Eighteen, nineteen, twenty, twenty-one: A young, black cat lopes behind me. He had been startled away by an aggressive calico from the water bowl lying below and off center of the bird feeder. I put out the water source for his colony of strays and the local, avian community (they seem to sort out who gets a drink when). Two A-10 fighter jets scream above the earth. The wingman is slightly off the leader’s left.
Twenty-two, twenty-three, twenty-four, and twenty-five: I hear a human voice yelling “Mush!” The word stops me on this sunny Arizona morning in my mid-town neighborhood. I wait at the intersection of our locations: Plumer and Spring Streets. It’s a guy dressed in shorts and a beer slogan t-shirt sitting in his kids’ (I hope) plastic pull wagon being dragged by two leashed husky pups. Their tongues loll as the rising sun glints off their sky blue pupils, reflecting the frozen tundra of their past.
Twenty-six, twenty-seven, twenty-eight: The corvid pair caws in flight. Remove the “r” from their family name and they become covid. They would be a viral pathogen I could live and go hiking with. An avian virus that would allow movement and commerce to continue. But alas, they are the crow strain; the magical beings of flight that foretell our futures and demises according to one’s imagination.
Twenty-nine: Sirens behind me. A main east-west corridor of my city lies behind the alley to the rear of my home. Grant Road connects the saguaro-studded mountains from the east to their counterparts in the west; two national parks that are now inundated with hikers and their dogs. They are the reason I remain in my neighborhood with my dogs. Now this conglomeration of streets, alleys, and a bird-seeded “canal” are busy. Strangers with dogs that are new scents to my pups, and seemingly insta-children have taken over the sides of the road, the one sidewalk in the neighborhood, and the only patch of grass around in the small park at the end of the street.

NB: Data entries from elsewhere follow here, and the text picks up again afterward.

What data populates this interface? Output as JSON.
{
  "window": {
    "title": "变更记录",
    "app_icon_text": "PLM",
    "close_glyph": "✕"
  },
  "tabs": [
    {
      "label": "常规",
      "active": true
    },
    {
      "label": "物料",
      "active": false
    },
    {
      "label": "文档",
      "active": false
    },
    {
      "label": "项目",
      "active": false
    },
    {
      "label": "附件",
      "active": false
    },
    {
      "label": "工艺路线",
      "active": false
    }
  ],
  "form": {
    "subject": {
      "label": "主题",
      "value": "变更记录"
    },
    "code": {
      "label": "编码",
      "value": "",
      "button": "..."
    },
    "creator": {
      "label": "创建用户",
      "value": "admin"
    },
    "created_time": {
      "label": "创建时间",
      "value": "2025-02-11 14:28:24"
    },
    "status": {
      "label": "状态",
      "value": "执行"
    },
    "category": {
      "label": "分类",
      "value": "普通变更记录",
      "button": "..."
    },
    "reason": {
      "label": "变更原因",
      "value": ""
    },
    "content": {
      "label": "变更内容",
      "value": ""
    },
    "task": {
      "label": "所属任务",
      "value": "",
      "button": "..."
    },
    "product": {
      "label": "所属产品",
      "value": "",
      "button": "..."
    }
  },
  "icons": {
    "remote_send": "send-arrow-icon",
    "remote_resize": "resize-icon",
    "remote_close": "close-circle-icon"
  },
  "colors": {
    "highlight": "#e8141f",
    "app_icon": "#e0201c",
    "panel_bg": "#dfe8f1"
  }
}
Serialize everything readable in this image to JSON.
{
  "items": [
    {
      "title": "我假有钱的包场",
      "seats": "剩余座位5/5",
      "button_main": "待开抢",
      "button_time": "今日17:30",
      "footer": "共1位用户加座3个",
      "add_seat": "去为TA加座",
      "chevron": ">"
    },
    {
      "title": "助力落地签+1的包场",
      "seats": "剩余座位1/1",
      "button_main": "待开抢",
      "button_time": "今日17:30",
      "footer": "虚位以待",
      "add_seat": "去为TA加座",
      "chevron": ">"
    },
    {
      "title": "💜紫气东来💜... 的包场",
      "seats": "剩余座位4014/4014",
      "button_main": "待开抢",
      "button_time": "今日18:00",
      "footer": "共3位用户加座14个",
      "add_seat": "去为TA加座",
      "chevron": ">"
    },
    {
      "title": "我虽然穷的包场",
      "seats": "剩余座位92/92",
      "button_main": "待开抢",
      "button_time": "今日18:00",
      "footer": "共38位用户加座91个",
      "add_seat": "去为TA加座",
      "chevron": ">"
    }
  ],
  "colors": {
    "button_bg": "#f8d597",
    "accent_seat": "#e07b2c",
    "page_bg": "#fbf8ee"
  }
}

The sirens come closer. I try to get my older pup to move nearer to the curb and my younger pup to stop eating the black olives that have been rotting in my neighbor’s yard since February.
Thirty: I tug on Tesoro’s leash. I ask Bohdi to come. I intuitively know the large engine from the fire station up the road is going to pull into my street fast and wide. Tesoro won’t budge. Bohdi comes to my feet, tail wagging as she chews the desiccated fruit. Neighbors who disappeared into their home a month ago emerge from their side door. I breathe a sigh of relief and inhale the sweet acacia blossomed air. It’s been a month since I last saw the couple. Lately, I had been wondering if one day I would smell the stench of rotting flesh from a murder-suicide.
Thirty-one: Tesoro finally moves his big white body with the off-gait caused by old hips. I smell the beast before I see it. The diesel wafts forward containing a faint scent of Band-Aids. The red truck pulls in wide to our road and stops at the triplex a few homes down. A mockingbird provides the sound for the silent, but flashing fire engine.
Thirty-two: I look past the mesquite trees shooting out their new green, and the white-winged dove cooing from her three-stick-constructed nest to the big truck being joined by a little truck, and then an ambulance. There is too much human activity out here.
Thirty-three to sixty-six: We re-trace our steps back to four walls too early. The dogs furrow their brows at me in confusion. They haven’t marked their turf on the neighbor’s driveway or taunted the chihuahuas across the street with their freedom while they remain barking behind their gate. But they adapt and mark their turf on our gravel and burnt orange globemallow blooms, confident that the routine “after walk” bone still awaits them. I, on the other hand, get stuck on the image of the firetruck. How many more times will I see it on my street despite the neighbors’ and my best efforts?